• _EXERCISE DESCRIPTION_:
For each line below that contains the word "รองทอง", return that line.

======== INPUT

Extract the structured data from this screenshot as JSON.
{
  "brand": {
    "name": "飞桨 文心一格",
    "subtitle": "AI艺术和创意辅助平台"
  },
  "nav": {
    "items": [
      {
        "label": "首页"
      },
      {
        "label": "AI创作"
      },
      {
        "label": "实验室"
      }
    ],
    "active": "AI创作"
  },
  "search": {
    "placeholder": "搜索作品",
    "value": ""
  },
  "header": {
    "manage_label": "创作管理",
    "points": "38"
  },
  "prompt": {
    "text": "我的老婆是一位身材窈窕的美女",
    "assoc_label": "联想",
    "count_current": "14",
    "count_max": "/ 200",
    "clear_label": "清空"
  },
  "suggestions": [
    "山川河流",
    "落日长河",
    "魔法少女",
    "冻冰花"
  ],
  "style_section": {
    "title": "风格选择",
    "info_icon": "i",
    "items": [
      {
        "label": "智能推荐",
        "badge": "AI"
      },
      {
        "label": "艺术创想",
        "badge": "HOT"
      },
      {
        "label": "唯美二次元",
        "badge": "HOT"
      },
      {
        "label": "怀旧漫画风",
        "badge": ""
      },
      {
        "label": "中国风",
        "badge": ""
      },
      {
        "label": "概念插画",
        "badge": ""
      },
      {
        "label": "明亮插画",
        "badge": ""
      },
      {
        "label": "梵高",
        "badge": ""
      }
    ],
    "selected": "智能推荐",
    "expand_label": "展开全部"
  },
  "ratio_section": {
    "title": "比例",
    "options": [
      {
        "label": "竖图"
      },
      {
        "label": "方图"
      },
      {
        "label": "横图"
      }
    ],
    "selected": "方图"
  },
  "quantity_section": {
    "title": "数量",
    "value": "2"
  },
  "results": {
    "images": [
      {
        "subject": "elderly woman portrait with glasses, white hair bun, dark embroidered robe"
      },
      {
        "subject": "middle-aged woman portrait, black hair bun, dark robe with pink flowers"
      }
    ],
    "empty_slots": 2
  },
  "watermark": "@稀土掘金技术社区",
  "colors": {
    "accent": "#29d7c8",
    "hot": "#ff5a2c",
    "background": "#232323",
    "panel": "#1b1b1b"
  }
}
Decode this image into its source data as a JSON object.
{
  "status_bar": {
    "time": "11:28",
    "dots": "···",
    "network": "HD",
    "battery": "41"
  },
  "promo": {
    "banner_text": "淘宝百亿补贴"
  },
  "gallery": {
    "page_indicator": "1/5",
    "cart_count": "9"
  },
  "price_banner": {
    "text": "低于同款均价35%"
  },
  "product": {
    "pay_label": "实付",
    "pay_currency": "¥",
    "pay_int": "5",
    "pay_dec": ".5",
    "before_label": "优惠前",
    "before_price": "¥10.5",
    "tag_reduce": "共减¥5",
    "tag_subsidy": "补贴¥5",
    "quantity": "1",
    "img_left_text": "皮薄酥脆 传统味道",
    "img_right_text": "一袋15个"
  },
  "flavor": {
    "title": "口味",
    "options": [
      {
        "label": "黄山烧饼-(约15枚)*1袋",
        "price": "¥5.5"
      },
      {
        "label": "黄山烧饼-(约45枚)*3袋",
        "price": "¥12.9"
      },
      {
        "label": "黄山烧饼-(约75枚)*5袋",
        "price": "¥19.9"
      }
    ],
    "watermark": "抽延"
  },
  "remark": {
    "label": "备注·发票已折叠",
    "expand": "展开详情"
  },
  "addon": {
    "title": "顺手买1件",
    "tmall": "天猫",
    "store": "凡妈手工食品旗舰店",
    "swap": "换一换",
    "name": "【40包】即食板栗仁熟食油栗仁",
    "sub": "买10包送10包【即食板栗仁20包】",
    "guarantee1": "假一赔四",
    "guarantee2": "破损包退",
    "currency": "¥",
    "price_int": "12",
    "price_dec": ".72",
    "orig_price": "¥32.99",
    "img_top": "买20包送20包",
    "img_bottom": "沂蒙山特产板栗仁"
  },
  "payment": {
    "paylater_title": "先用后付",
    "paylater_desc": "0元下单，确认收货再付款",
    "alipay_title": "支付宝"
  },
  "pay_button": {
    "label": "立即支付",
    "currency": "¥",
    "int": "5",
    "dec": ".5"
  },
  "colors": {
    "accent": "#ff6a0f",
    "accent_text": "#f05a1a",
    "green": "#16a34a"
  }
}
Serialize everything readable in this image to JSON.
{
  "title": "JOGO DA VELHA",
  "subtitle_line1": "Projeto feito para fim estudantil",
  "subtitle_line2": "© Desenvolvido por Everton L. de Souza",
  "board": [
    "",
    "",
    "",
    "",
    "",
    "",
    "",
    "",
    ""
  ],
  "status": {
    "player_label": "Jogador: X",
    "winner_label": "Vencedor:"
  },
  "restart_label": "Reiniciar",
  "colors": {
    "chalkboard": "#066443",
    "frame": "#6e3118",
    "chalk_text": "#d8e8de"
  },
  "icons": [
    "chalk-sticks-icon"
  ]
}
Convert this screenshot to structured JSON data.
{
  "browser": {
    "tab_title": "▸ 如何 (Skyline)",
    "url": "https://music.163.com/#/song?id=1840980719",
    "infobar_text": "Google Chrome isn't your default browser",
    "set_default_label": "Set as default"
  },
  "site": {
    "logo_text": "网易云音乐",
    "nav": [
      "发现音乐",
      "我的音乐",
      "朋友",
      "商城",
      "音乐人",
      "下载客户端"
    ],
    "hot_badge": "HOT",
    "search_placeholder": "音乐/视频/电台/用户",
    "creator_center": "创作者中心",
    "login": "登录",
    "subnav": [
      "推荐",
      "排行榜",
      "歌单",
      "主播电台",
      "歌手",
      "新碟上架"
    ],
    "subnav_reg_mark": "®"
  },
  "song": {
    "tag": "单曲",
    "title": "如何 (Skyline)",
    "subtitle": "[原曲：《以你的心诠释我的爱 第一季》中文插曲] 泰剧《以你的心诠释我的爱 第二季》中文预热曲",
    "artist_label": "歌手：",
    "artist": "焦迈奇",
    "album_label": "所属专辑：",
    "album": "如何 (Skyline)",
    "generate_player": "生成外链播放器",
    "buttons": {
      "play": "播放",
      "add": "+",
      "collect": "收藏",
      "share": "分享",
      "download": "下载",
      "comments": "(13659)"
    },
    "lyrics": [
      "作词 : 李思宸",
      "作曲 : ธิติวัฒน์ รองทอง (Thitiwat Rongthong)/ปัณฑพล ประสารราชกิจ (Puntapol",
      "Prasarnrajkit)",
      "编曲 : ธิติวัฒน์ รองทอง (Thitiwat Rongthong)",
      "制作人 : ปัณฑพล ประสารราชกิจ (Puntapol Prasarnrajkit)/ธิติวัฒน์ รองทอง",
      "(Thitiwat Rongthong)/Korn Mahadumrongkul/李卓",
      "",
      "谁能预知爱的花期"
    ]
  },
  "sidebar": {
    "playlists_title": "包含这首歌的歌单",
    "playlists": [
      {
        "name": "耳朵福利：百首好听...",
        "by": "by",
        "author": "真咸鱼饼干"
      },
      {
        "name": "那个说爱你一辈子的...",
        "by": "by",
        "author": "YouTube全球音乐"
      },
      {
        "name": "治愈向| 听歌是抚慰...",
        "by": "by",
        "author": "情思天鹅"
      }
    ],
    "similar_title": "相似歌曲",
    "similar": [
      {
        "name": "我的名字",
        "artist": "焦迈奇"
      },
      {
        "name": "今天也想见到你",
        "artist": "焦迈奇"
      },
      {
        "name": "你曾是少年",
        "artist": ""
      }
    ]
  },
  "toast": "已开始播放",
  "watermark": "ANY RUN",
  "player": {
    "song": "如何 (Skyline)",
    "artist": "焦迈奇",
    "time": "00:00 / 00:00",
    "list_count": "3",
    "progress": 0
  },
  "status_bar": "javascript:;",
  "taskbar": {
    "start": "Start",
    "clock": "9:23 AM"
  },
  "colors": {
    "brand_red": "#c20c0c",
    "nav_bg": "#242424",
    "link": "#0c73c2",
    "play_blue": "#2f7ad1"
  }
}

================

• _WRITTEN RESPONSE_:
      "作曲 : ธิติวัฒน์ รองทอง (Thitiwat Rongthong)/ปัณฑพล ประสารราชกิจ (Puntapol",
      "编曲 : ธิติวัฒน์ รองทอง (Thitiwat Rongthong)",
      "制作人 : ปัณฑพล ประสารราชกิจ (Puntapol Prasarnrajkit)/ธิติวัฒน์ รองทอง",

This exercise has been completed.